  1. If the walls and ceiling have lumps/high spots, then a good scraper knocks them down without sanding. My next step is to open cracks, tape with mesh fiber tape and then spakle. I also apply a fine skim coat of spakle to scraped areas as well as fill divots and holes. Then I lightly sand and sponge clean with a large sponge and water. Then I prime and paint 2 coats. I use only Benjamin Moore Regal paint and Benjamin Moore primer.

    Do you think this process is correct?

  2. Jenna, you talk about cleaning your brush with dish soap and warm water. If you use 1/2 cup of fabric softener (like Downey) to 1 gallon of water. It cleans the brushes much faster and is much gentler to the brush bristles.

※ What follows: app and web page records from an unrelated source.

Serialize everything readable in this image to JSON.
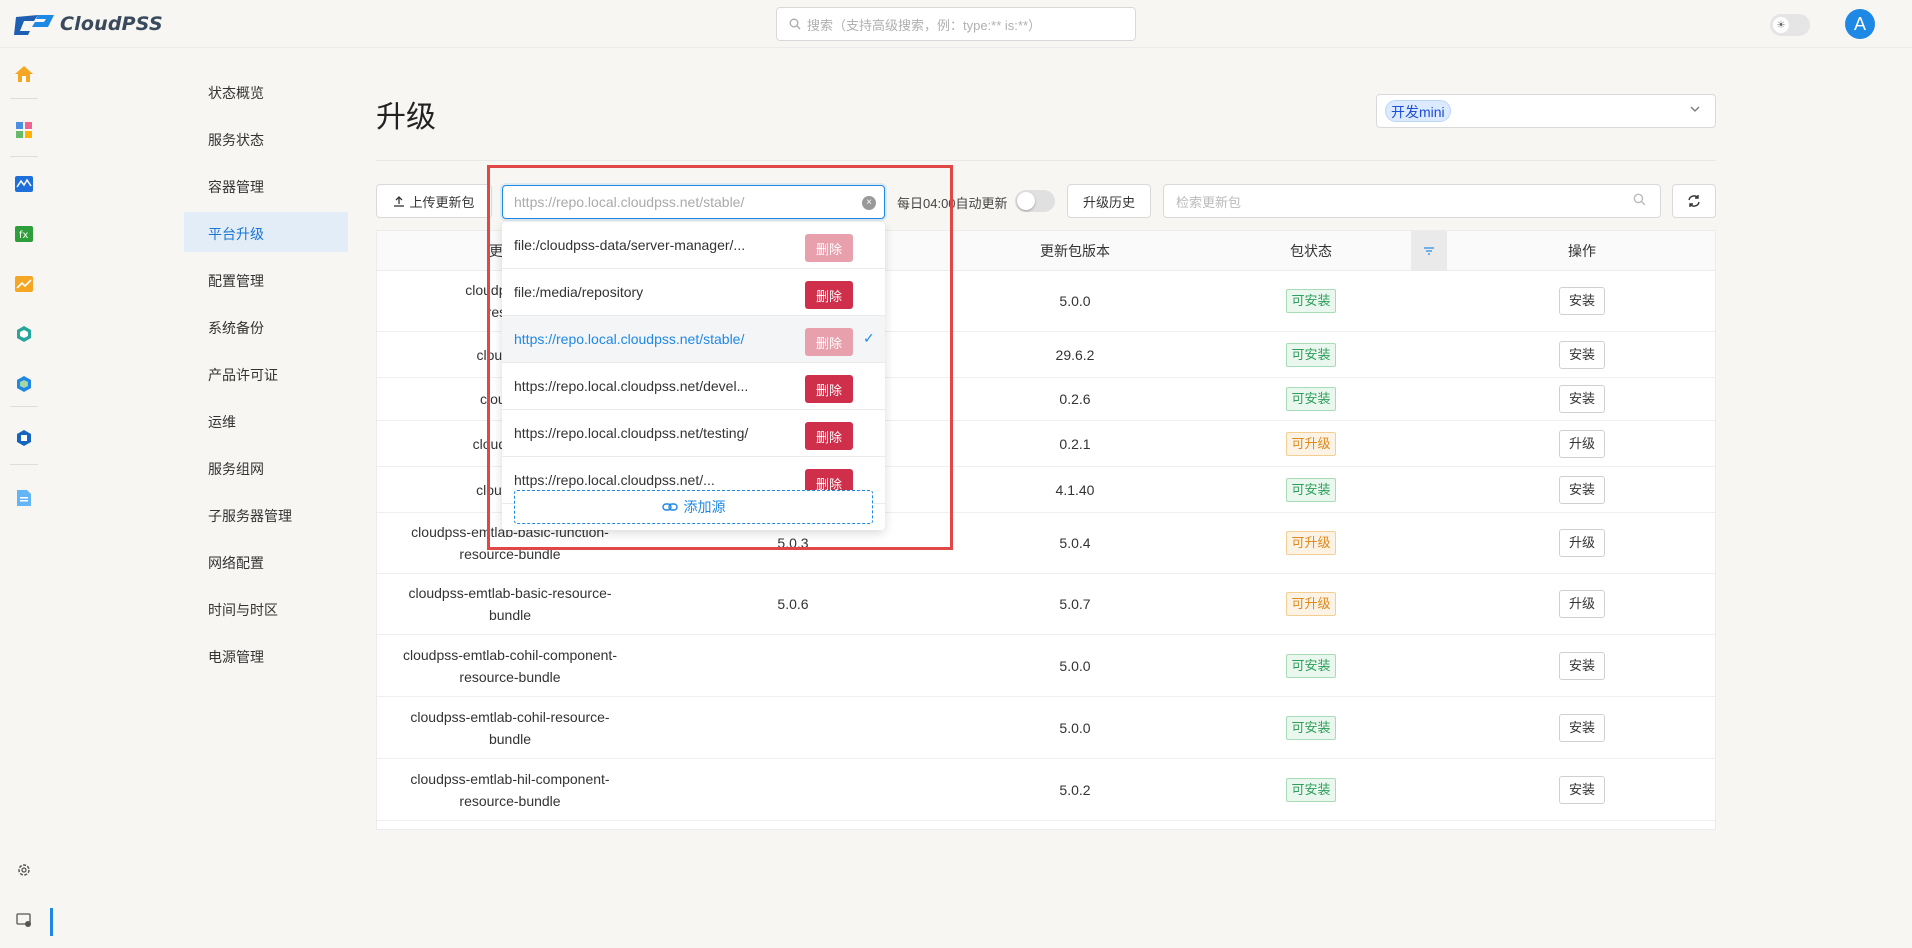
{
  "app": {
    "name": "CloudPSS"
  },
  "search": {
    "placeholder": "搜索（支持高级搜索，例：type:** is:**）"
  },
  "user": {
    "avatar_letter": "A"
  },
  "subnav": {
    "items": [
      {
        "label": "状态概览"
      },
      {
        "label": "服务状态"
      },
      {
        "label": "容器管理"
      },
      {
        "label": "平台升级"
      },
      {
        "label": "配置管理"
      },
      {
        "label": "系统备份"
      },
      {
        "label": "产品许可证"
      },
      {
        "label": "运维"
      },
      {
        "label": "服务组网"
      },
      {
        "label": "子服务器管理"
      },
      {
        "label": "网络配置"
      },
      {
        "label": "时间与时区"
      },
      {
        "label": "电源管理"
      }
    ],
    "active_index": 3
  },
  "page": {
    "title": "升级"
  },
  "env": {
    "selected": "开发mini"
  },
  "toolbar": {
    "upload_label": "上传更新包",
    "source_value": "https://repo.local.cloudpss.net/stable/",
    "auto_update_label": "每日04:00自动更新",
    "auto_update_on": false,
    "history_label": "升级历史",
    "search_placeholder": "检索更新包"
  },
  "table": {
    "headers": {
      "name": "更新包",
      "version": "更新包版本",
      "status": "包状态",
      "action": "操作"
    },
    "rows": [
      {
        "name_visible": "cloudpss-appli\nresourc",
        "installed": "",
        "version": "5.0.0",
        "status": "可安装",
        "action": "安装"
      },
      {
        "name_visible": "cloudpss-c",
        "installed": "",
        "version": "29.6.2",
        "status": "可安装",
        "action": "安装"
      },
      {
        "name_visible": "cloudpss-",
        "installed": "",
        "version": "0.2.6",
        "status": "可安装",
        "action": "安装"
      },
      {
        "name_visible": "cloudpss-dc",
        "installed": "",
        "version": "0.2.1",
        "status": "可升级",
        "action": "升级"
      },
      {
        "name_visible": "cloudpss-d",
        "installed": "",
        "version": "4.1.40",
        "status": "可安装",
        "action": "安装"
      },
      {
        "name_visible": "cloudpss-emtlab-basic-function-\nresource-bundle",
        "installed": "5.0.3",
        "version": "5.0.4",
        "status": "可升级",
        "action": "升级"
      },
      {
        "name_visible": "cloudpss-emtlab-basic-resource-\nbundle",
        "installed": "5.0.6",
        "version": "5.0.7",
        "status": "可升级",
        "action": "升级"
      },
      {
        "name_visible": "cloudpss-emtlab-cohil-component-\nresource-bundle",
        "installed": "",
        "version": "5.0.0",
        "status": "可安装",
        "action": "安装"
      },
      {
        "name_visible": "cloudpss-emtlab-cohil-resource-\nbundle",
        "installed": "",
        "version": "5.0.0",
        "status": "可安装",
        "action": "安装"
      },
      {
        "name_visible": "cloudpss-emtlab-hil-component-\nresource-bundle",
        "installed": "",
        "version": "5.0.2",
        "status": "可安装",
        "action": "安装"
      }
    ]
  },
  "sources": {
    "items": [
      {
        "url": "file:/cloudpss-data/server-manager/...",
        "delete": "删除",
        "delete_disabled": true,
        "selected": false
      },
      {
        "url": "file:/media/repository",
        "delete": "删除",
        "delete_disabled": false,
        "selected": false
      },
      {
        "url": "https://repo.local.cloudpss.net/stable/",
        "delete": "删除",
        "delete_disabled": true,
        "selected": true
      },
      {
        "url": "https://repo.local.cloudpss.net/devel...",
        "delete": "删除",
        "delete_disabled": false,
        "selected": false
      },
      {
        "url": "https://repo.local.cloudpss.net/testing/",
        "delete": "删除",
        "delete_disabled": false,
        "selected": false
      },
      {
        "url": "https://repo.local.cloudpss.net/...",
        "delete": "删除",
        "delete_disabled": false,
        "selected": false
      }
    ],
    "add_label": "添加源"
  },
  "colors": {
    "accent": "#1e88e5",
    "danger": "#cf2f4a",
    "success": "#2e9e5a",
    "warning": "#e08a1e",
    "highlight_box": "#e04848"
  }
}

  3. Jenna, you talk about cleaning your brush with dish soap and warm water. If you use 1/2 cup of fabric softener (like Downey) to 1 gallon of water. It cleans the brushes much faster and is much gentler to the brush bristles. I use a brush spinner after cleaning gets the brush completely dry. Also a brush comb helps get all the paint deep in the bristles out when cleaning

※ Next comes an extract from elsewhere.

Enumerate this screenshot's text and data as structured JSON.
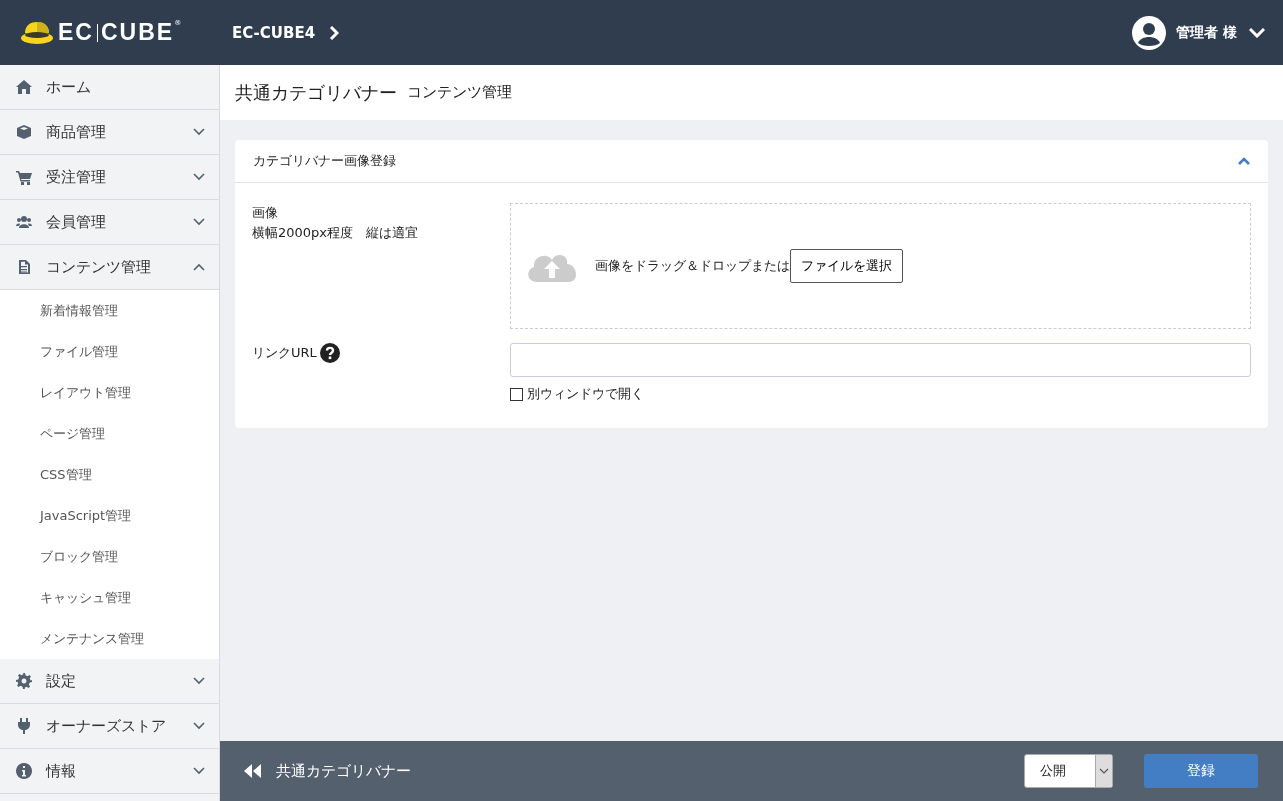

  4. Hi, Jenna. We moved into our newest house in July. Most of it is painted Repose Gray, but a few rooms aren’t, so I’ll be painting them soon. And all the trim throughout the house needs to be repainted– the house is only four years old, but the paint the builder used must have been pretty cheap because it looks awful. What surprised me about your tips was when you wrote, “Light scuff the rest of the wall with a fine grit sandpaper.” I’ve never done that before. It seems like it would take forever to sand all the walls. Is that really necessary?
    Thanks for your blog. I get lots of good ideas from it. I know it’s a ton of work, and I really appreciate all the articles you write for us!

    1. If you clean the walls well, you’ll be fine without the scuffing. It helps more when you’re using a cheaper brand of paint…the best brands adhere perfectly without the added step.

  5. Such an informative blog! One thing I would like to say that before starting painting we should keep our project dust-free by using a tack cloth, it will make your work easier. Thank you for sharing! I will share it to all my friends and relatives. Keep Posting! Keep Sharing!